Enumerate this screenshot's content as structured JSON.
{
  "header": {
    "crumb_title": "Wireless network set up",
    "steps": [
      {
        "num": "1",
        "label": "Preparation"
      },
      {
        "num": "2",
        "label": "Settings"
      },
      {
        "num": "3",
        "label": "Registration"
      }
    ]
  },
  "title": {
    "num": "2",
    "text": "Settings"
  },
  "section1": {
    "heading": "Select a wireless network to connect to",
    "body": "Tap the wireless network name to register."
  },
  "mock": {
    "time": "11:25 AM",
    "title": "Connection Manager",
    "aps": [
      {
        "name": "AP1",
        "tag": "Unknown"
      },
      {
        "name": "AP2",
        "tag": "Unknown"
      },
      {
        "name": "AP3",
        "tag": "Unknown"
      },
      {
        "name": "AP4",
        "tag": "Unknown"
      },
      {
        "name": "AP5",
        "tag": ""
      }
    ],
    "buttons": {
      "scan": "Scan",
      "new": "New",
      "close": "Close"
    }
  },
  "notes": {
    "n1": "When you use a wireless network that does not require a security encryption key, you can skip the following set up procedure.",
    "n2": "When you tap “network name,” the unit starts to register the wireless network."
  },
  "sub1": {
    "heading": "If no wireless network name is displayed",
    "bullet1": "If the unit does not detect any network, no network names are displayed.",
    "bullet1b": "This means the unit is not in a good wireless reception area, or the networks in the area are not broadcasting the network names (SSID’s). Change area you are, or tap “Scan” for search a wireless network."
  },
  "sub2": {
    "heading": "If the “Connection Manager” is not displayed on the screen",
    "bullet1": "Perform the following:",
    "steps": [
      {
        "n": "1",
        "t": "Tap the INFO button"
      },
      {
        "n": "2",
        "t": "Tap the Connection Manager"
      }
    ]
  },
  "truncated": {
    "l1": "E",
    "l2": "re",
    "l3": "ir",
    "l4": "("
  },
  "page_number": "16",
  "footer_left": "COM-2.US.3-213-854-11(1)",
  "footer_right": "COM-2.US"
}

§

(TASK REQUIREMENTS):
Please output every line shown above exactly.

(SOLUTION TO THIS PROBLEM):
Enumerate this screenshot's content as structured JSON.
{
  "header": {
    "crumb_title": "Wireless network set up",
    "steps": [
      {
        "num": "1",
        "label": "Preparation"
      },
      {
        "num": "2",
        "label": "Settings"
      },
      {
        "num": "3",
        "label": "Registration"
      }
    ]
  },
  "title": {
    "num": "2",
    "text": "Settings"
  },
  "section1": {
    "heading": "Select a wireless network to connect to",
    "body": "Tap the wireless network name to register."
  },
  "mock": {
    "time": "11:25 AM",
    "title": "Connection Manager",
    "aps": [
      {
        "name": "AP1",
        "tag": "Unknown"
      },
      {
        "name": "AP2",
        "tag": "Unknown"
      },
      {
        "name": "AP3",
        "tag": "Unknown"
      },
      {
        "name": "AP4",
        "tag": "Unknown"
      },
      {
        "name": "AP5",
        "tag": ""
      }
    ],
    "buttons": {
      "scan": "Scan",
      "new": "New",
      "close": "Close"
    }
  },
  "notes": {
    "n1": "When you use a wireless network that does not require a security encryption key, you can skip the following set up procedure.",
    "n2": "When you tap “network name,” the unit starts to register the wireless network."
  },
  "sub1": {
    "heading": "If no wireless network name is displayed",
    "bullet1": "If the unit does not detect any network, no network names are displayed.",
    "bullet1b": "This means the unit is not in a good wireless reception area, or the networks in the area are not broadcasting the network names (SSID’s). Change area you are, or tap “Scan” for search a wireless network."
  },
  "sub2": {
    "heading": "If the “Connection Manager” is not displayed on the screen",
    "bullet1": "Perform the following:",
    "steps": [
      {
        "n": "1",
        "t": "Tap the INFO button"
      },
      {
        "n": "2",
        "t": "Tap the Connection Manager"
      }
    ]
  },
  "truncated": {
    "l1": "E",
    "l2": "re",
    "l3": "ir",
    "l4": "("
  },
  "page_number": "16",
  "footer_left": "COM-2.US.3-213-854-11(1)",
  "footer_right": "COM-2.US"
}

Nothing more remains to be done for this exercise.